In respect of the representation we will have on the European Commission, the equality of rotation seems to be the important principle. The larger member states have accepted that. What will be important in the future is that the cabinet of the various Commissioners will include a representative number of Irish officials along with officials from all the other member states. If member states feel that they are represented at an official level within the Commission that can adequately reflect the perspectives and interests of that particular member state, the fact that there might not be a Commissioner representing each member state will not be such a significant issue.
Another feature of the Lisbon treaty worth highlighting is the fact that it strengthens and makes more meaningful the concept of European citizenship both through the Charter of Fundamental Rights, which strengthens and gives a legal basis to citizens' rights across the European Union, and the introduction of the citizens' initiative which gives citizens a say in the kind of legislation they would like to see. It is possibly not as strong as some citizens would like it to be but it gives them the power to petition the European Commission to introduce new legislation.
The Lisbon treaty also strengthens the EU's external coherence which, again, must be a good thing because it will strengthen the European Union's influence globally. When we look at issues such as climate change, energy security and migration which are all underpinned by the values so clearly expressed in the Lisbon treaty, especially in its early stages, the strengthening of the EU's external coherence certainly is important.

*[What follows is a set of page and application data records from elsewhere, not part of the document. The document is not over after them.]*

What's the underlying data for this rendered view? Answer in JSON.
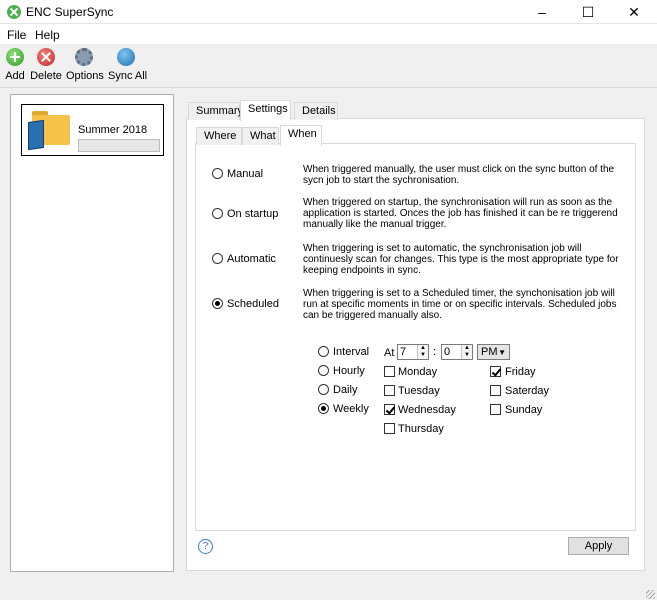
{
  "window": {
    "title": "ENC SuperSync"
  },
  "menu": [
    "File",
    "Help"
  ],
  "toolbar": {
    "add": "Add",
    "delete": "Delete",
    "options": "Options",
    "sync_all": "Sync All"
  },
  "jobs": [
    {
      "name": "Summer 2018",
      "progress": 0
    }
  ],
  "tabs": {
    "summary": "Summary",
    "settings": "Settings",
    "details": "Details",
    "active": "Settings"
  },
  "subtabs": {
    "where": "Where",
    "what": "What",
    "when": "When",
    "active": "When"
  },
  "trigger": {
    "selected": "Scheduled",
    "options": [
      {
        "label": "Manual",
        "description": "When triggered manually, the user must click on the sync button of the sycn job to start the sychronisation."
      },
      {
        "label": "On startup",
        "description": "When triggered on startup, the synchronisation will run as soon as the application is started. Onces the job has finished it can be re triggerend manually like the manual trigger."
      },
      {
        "label": "Automatic",
        "description": "When triggering is set to automatic, the synchronisation job will continuesly scan for changes. This type is the most appropriate type for keeping endpoints in sync."
      },
      {
        "label": "Scheduled",
        "description": "When triggering is set to a Scheduled timer, the synchonisation job will run at specific moments in time or on specific intervals. Scheduled jobs can be triggered manually also."
      }
    ]
  },
  "schedule": {
    "frequency_selected": "Weekly",
    "frequencies": [
      "Interval",
      "Hourly",
      "Daily",
      "Weekly"
    ],
    "at_label": "At",
    "hour": "7",
    "separator": ":",
    "minute": "0",
    "ampm": "PM",
    "days": [
      {
        "label": "Monday",
        "checked": false
      },
      {
        "label": "Tuesday",
        "checked": false
      },
      {
        "label": "Wednesday",
        "checked": true
      },
      {
        "label": "Thursday",
        "checked": false
      },
      {
        "label": "Friday",
        "checked": true
      },
      {
        "label": "Saterday",
        "checked": false
      },
      {
        "label": "Sunday",
        "checked": false
      }
    ]
  },
  "buttons": {
    "help": "?",
    "apply": "Apply"
  },
  "icons": [
    "app-icon",
    "add-icon",
    "delete-icon",
    "options-icon",
    "sync-all-icon",
    "folder-icon",
    "help-icon"
  ]
}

The Minister of State and the President of the European Parliament spoke today about the values of the European Union, the fact that we are a community of values and the importance of European values and promoting them at a global level. It is important that as well as seeing the positive elements in terms of what the European Union represents, we are able to accept criticism. There is a danger that if the European Union becomes unable to listen to the critical voices that perhaps are pointing to some aspects of its functioning that are less than perfect at the moment, we will just listen to the positive aspects of the functioning of the European Union and there will be more and more unwillingness to look at some aspects of its functioning that may not be to the satisfaction of its citizens or particular interest groups within the European Union. It is important that in addition to being able to see and promote positive values, there is always the capacity to listen to critical voices, absorb and respond to that criticism and improve the areas of functioning of the European Union where necessary.
The Green Party is delighted that the campaign on the Lisbon treaty has kicked off. We would like to play our part in promoting the treaty to the people of Ireland and hopefully seeing a positive vote for it on 12 June 2008.